Marijuana remains illegal under federal law. That much we know. So even when states give the green light to medical marijuana, they are not truly legalizing anything. They are simply choosing to look the other way as people break federal law. That leads to another question: should medical marijuana users be able to own guns?
It is a reasonable question given the fact that people who use substances on the Schedule I list are not allowed to possess firearms. They also aren’t allowed to drive commercial trucks across state lines for interstate commerce purposes. The conflicts between federal and state laws further demonstrate the need for lawmakers to get it together and reconcile things.
Winding Its Way through the Courts
The argument over medical marijuana and gun ownership is finally winding its way through the courts. In one case brought before the 5th US Circuit Court of Appeals in New Orleans, the court found the federal government’s ban on firearm possession among medical cannabis users unconstitutional.
A similar case brought in Florida is still undecided. A lower court ruled in favor of the federal government but, on appeal, the Circuit Court seems to be split on the issue. We will have to wait to see how that court eventually rules. If it joins the 5th Circuit by issuing a similar ruling, there could be nationwide impacts. Otherwise, the case is likely to go to the Supreme Court for some sort of reconciliation.

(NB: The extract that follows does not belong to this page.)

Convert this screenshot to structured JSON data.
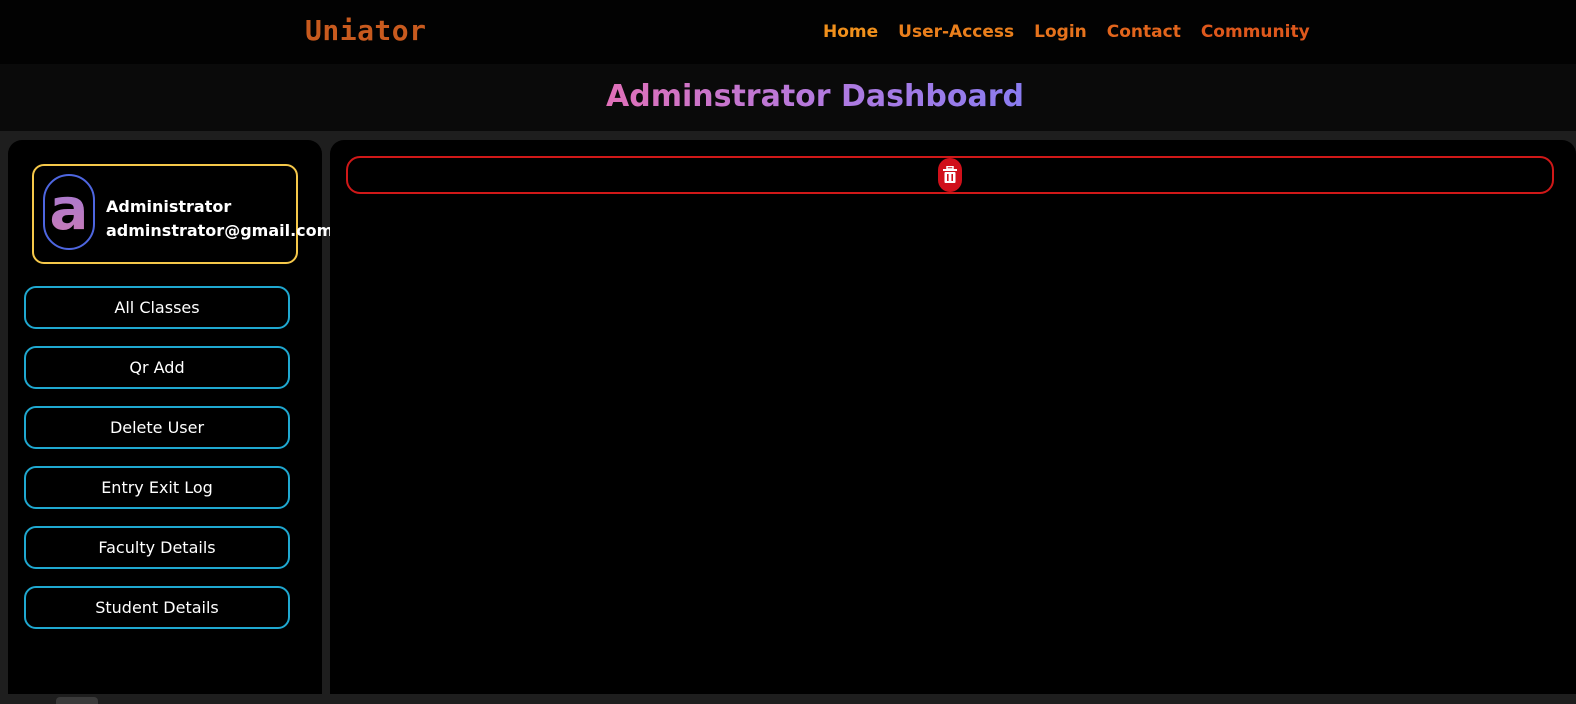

Not Just Private Citizens
The court rulings will mainly affect private citizens regardless of how things turn out. But they could impact public sector employees as well, particularly law enforcement officers. The importance of those rulings is easily understood by looking at how the states treat medical marijuana consumption.
Out in Utah, the owners of marijuana dispensary Beehive Farmacy say that only medical cannabis is allowed. Recreational marijuana consumption remains illegal. Beehive personnel say that state lawmakers passed a law a couple of years ago barring discrimination against government employees with valid medical cannabis cards.
Subsequent regulations went on to bar any such discrimination in the public sector. Public-sector employees must now treat medical cannabis consumption the same way they do the consumption of any prescription medication. The one exception is law enforcement.
Due to federal law, Utah law enforcement agencies are barred from hiring anyone who uses medical cannabis as an officer due to the restrictions on cannabis users possessing firearms. Simply put, Utah law enforcement officers cannot hold medical cannabis cards. They cannot use cannabis in any form.
Firearm Regulation Is a Sticky Issue
No one should be surprised by the firearm restrictions placed on medical cannabis users. Firearm regulation is a sticky issue in this country and has been for the better part of 50 years. Only recently has the Supreme Court stepped up in an effort to pull the reins back on states that have taken their right to regulate firearms too far.
At issue in the medical marijuana arena is whether a person’s Second Amendment rights outweigh the government’s ability to restrict firearm possession based on substance consumption. The Second Amendment addresses only the right to keep and bear arms. It says nothing about marijuana, alcohol, felony convictions, etc.
While federal courts have consistently upheld the states’ right to regulate how the Second Amendment is applied within their jurisdictions, they have also ruled states must take the least restrictive path toward regulation. Prohibiting gun ownership among medical marijuana users may be a step too far. It appears as though the Supreme Court will ultimately have to decide.